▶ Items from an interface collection
=== Section Start ===
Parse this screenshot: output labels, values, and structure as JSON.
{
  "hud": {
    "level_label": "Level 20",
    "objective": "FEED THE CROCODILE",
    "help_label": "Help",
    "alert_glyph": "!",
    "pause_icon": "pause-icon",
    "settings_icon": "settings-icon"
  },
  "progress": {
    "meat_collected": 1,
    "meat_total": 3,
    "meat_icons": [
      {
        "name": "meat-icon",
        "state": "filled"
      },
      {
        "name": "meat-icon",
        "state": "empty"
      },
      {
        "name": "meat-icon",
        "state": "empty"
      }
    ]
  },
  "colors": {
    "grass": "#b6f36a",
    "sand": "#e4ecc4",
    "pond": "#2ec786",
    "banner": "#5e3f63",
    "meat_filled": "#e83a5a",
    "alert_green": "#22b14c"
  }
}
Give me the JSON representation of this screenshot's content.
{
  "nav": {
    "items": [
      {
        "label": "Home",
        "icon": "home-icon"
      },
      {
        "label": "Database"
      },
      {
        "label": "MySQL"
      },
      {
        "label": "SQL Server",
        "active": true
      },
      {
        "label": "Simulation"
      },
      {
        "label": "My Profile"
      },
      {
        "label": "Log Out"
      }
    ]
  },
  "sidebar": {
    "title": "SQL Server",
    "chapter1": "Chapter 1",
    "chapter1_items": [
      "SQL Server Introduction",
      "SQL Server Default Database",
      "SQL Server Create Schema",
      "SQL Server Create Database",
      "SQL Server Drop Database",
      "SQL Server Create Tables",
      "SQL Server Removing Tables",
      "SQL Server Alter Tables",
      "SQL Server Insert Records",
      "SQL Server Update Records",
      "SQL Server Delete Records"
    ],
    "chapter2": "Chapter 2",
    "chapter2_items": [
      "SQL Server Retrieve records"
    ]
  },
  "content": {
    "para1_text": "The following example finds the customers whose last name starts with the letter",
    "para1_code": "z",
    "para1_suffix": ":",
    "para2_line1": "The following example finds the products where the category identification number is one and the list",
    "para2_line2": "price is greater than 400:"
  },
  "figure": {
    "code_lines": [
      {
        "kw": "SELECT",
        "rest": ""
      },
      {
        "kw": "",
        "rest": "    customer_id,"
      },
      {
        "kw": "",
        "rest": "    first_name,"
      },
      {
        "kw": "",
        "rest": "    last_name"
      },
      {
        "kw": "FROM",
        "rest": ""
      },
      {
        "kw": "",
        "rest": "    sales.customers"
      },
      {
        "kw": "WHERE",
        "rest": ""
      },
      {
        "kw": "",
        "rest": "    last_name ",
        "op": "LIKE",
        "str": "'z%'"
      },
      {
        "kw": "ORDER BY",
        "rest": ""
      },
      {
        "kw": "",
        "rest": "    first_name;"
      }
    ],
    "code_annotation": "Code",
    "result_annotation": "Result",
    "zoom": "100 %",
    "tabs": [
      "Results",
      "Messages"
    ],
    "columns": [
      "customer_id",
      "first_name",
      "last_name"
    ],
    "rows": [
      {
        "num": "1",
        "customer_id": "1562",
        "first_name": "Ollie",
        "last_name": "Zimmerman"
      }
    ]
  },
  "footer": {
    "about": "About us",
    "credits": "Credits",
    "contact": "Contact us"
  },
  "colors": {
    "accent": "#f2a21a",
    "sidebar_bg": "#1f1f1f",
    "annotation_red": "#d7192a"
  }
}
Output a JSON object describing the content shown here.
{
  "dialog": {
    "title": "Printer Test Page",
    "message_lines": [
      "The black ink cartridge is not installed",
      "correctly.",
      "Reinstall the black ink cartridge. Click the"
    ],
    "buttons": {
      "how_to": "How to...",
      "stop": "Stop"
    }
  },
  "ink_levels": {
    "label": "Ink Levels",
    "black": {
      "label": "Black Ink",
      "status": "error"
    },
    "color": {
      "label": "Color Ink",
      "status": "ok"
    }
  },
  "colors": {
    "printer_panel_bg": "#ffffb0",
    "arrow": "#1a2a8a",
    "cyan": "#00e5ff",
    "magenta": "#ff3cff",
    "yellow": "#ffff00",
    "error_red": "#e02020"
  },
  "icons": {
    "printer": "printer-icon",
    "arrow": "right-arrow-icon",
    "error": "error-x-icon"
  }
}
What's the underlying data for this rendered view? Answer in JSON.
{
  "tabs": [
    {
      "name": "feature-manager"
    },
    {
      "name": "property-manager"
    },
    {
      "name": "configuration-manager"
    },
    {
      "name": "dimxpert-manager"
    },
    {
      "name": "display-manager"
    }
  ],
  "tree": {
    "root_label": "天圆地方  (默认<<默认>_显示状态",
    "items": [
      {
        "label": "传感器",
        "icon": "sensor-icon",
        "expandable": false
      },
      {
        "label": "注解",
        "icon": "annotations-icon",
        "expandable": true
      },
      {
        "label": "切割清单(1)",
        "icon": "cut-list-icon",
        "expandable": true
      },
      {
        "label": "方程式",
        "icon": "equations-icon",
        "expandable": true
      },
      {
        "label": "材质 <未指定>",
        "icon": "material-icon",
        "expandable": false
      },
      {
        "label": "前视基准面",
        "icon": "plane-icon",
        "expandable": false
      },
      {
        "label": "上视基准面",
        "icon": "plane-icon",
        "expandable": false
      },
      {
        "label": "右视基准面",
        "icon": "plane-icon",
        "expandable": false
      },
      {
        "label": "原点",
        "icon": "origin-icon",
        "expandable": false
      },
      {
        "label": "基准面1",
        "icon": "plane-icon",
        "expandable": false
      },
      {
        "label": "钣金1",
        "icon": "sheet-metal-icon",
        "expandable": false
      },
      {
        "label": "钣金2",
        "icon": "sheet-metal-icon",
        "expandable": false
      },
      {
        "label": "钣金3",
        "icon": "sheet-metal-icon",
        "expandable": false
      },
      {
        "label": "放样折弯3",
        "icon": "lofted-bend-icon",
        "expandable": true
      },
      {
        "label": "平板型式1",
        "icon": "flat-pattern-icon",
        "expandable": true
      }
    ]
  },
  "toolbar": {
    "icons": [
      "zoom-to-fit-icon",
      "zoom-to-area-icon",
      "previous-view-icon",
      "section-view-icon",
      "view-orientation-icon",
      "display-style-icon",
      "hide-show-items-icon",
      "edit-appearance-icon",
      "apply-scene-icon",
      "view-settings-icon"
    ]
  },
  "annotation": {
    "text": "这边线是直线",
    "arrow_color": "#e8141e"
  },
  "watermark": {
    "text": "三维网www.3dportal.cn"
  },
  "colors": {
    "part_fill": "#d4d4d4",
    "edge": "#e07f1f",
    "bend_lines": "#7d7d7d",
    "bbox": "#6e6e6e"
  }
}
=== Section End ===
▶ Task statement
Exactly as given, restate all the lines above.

▶ Answer space
Parse this screenshot: output labels, values, and structure as JSON.
{
  "hud": {
    "level_label": "Level 20",
    "objective": "FEED THE CROCODILE",
    "help_label": "Help",
    "alert_glyph": "!",
    "pause_icon": "pause-icon",
    "settings_icon": "settings-icon"
  },
  "progress": {
    "meat_collected": 1,
    "meat_total": 3,
    "meat_icons": [
      {
        "name": "meat-icon",
        "state": "filled"
      },
      {
        "name": "meat-icon",
        "state": "empty"
      },
      {
        "name": "meat-icon",
        "state": "empty"
      }
    ]
  },
  "colors": {
    "grass": "#b6f36a",
    "sand": "#e4ecc4",
    "pond": "#2ec786",
    "banner": "#5e3f63",
    "meat_filled": "#e83a5a",
    "alert_green": "#22b14c"
  }
}
Give me the JSON representation of this screenshot's content.
{
  "nav": {
    "items": [
      {
        "label": "Home",
        "icon": "home-icon"
      },
      {
        "label": "Database"
      },
      {
        "label": "MySQL"
      },
      {
        "label": "SQL Server",
        "active": true
      },
      {
        "label": "Simulation"
      },
      {
        "label": "My Profile"
      },
      {
        "label": "Log Out"
      }
    ]
  },
  "sidebar": {
    "title": "SQL Server",
    "chapter1": "Chapter 1",
    "chapter1_items": [
      "SQL Server Introduction",
      "SQL Server Default Database",
      "SQL Server Create Schema",
      "SQL Server Create Database",
      "SQL Server Drop Database",
      "SQL Server Create Tables",
      "SQL Server Removing Tables",
      "SQL Server Alter Tables",
      "SQL Server Insert Records",
      "SQL Server Update Records",
      "SQL Server Delete Records"
    ],
    "chapter2": "Chapter 2",
    "chapter2_items": [
      "SQL Server Retrieve records"
    ]
  },
  "content": {
    "para1_text": "The following example finds the customers whose last name starts with the letter",
    "para1_code": "z",
    "para1_suffix": ":",
    "para2_line1": "The following example finds the products where the category identification number is one and the list",
    "para2_line2": "price is greater than 400:"
  },
  "figure": {
    "code_lines": [
      {
        "kw": "SELECT",
        "rest": ""
      },
      {
        "kw": "",
        "rest": "    customer_id,"
      },
      {
        "kw": "",
        "rest": "    first_name,"
      },
      {
        "kw": "",
        "rest": "    last_name"
      },
      {
        "kw": "FROM",
        "rest": ""
      },
      {
        "kw": "",
        "rest": "    sales.customers"
      },
      {
        "kw": "WHERE",
        "rest": ""
      },
      {
        "kw": "",
        "rest": "    last_name ",
        "op": "LIKE",
        "str": "'z%'"
      },
      {
        "kw": "ORDER BY",
        "rest": ""
      },
      {
        "kw": "",
        "rest": "    first_name;"
      }
    ],
    "code_annotation": "Code",
    "result_annotation": "Result",
    "zoom": "100 %",
    "tabs": [
      "Results",
      "Messages"
    ],
    "columns": [
      "customer_id",
      "first_name",
      "last_name"
    ],
    "rows": [
      {
        "num": "1",
        "customer_id": "1562",
        "first_name": "Ollie",
        "last_name": "Zimmerman"
      }
    ]
  },
  "footer": {
    "about": "About us",
    "credits": "Credits",
    "contact": "Contact us"
  },
  "colors": {
    "accent": "#f2a21a",
    "sidebar_bg": "#1f1f1f",
    "annotation_red": "#d7192a"
  }
}
Output a JSON object describing the content shown here.
{
  "dialog": {
    "title": "Printer Test Page",
    "message_lines": [
      "The black ink cartridge is not installed",
      "correctly.",
      "Reinstall the black ink cartridge. Click the"
    ],
    "buttons": {
      "how_to": "How to...",
      "stop": "Stop"
    }
  },
  "ink_levels": {
    "label": "Ink Levels",
    "black": {
      "label": "Black Ink",
      "status": "error"
    },
    "color": {
      "label": "Color Ink",
      "status": "ok"
    }
  },
  "colors": {
    "printer_panel_bg": "#ffffb0",
    "arrow": "#1a2a8a",
    "cyan": "#00e5ff",
    "magenta": "#ff3cff",
    "yellow": "#ffff00",
    "error_red": "#e02020"
  },
  "icons": {
    "printer": "printer-icon",
    "arrow": "right-arrow-icon",
    "error": "error-x-icon"
  }
}
What's the underlying data for this rendered view? Answer in JSON.
{
  "tabs": [
    {
      "name": "feature-manager"
    },
    {
      "name": "property-manager"
    },
    {
      "name": "configuration-manager"
    },
    {
      "name": "dimxpert-manager"
    },
    {
      "name": "display-manager"
    }
  ],
  "tree": {
    "root_label": "天圆地方  (默认<<默认>_显示状态",
    "items": [
      {
        "label": "传感器",
        "icon": "sensor-icon",
        "expandable": false
      },
      {
        "label": "注解",
        "icon": "annotations-icon",
        "expandable": true
      },
      {
        "label": "切割清单(1)",
        "icon": "cut-list-icon",
        "expandable": true
      },
      {
        "label": "方程式",
        "icon": "equations-icon",
        "expandable": true
      },
      {
        "label": "材质 <未指定>",
        "icon": "material-icon",
        "expandable": false
      },
      {
        "label": "前视基准面",
        "icon": "plane-icon",
        "expandable": false
      },
      {
        "label": "上视基准面",
        "icon": "plane-icon",
        "expandable": false
      },
      {
        "label": "右视基准面",
        "icon": "plane-icon",
        "expandable": false
      },
      {
        "label": "原点",
        "icon": "origin-icon",
        "expandable": false
      },
      {
        "label": "基准面1",
        "icon": "plane-icon",
        "expandable": false
      },
      {
        "label": "钣金1",
        "icon": "sheet-metal-icon",
        "expandable": false
      },
      {
        "label": "钣金2",
        "icon": "sheet-metal-icon",
        "expandable": false
      },
      {
        "label": "钣金3",
        "icon": "sheet-metal-icon",
        "expandable": false
      },
      {
        "label": "放样折弯3",
        "icon": "lofted-bend-icon",
        "expandable": true
      },
      {
        "label": "平板型式1",
        "icon": "flat-pattern-icon",
        "expandable": true
      }
    ]
  },
  "toolbar": {
    "icons": [
      "zoom-to-fit-icon",
      "zoom-to-area-icon",
      "previous-view-icon",
      "section-view-icon",
      "view-orientation-icon",
      "display-style-icon",
      "hide-show-items-icon",
      "edit-appearance-icon",
      "apply-scene-icon",
      "view-settings-icon"
    ]
  },
  "annotation": {
    "text": "这边线是直线",
    "arrow_color": "#e8141e"
  },
  "watermark": {
    "text": "三维网www.3dportal.cn"
  },
  "colors": {
    "part_fill": "#d4d4d4",
    "edge": "#e07f1f",
    "bend_lines": "#7d7d7d",
    "bbox": "#6e6e6e"
  }
}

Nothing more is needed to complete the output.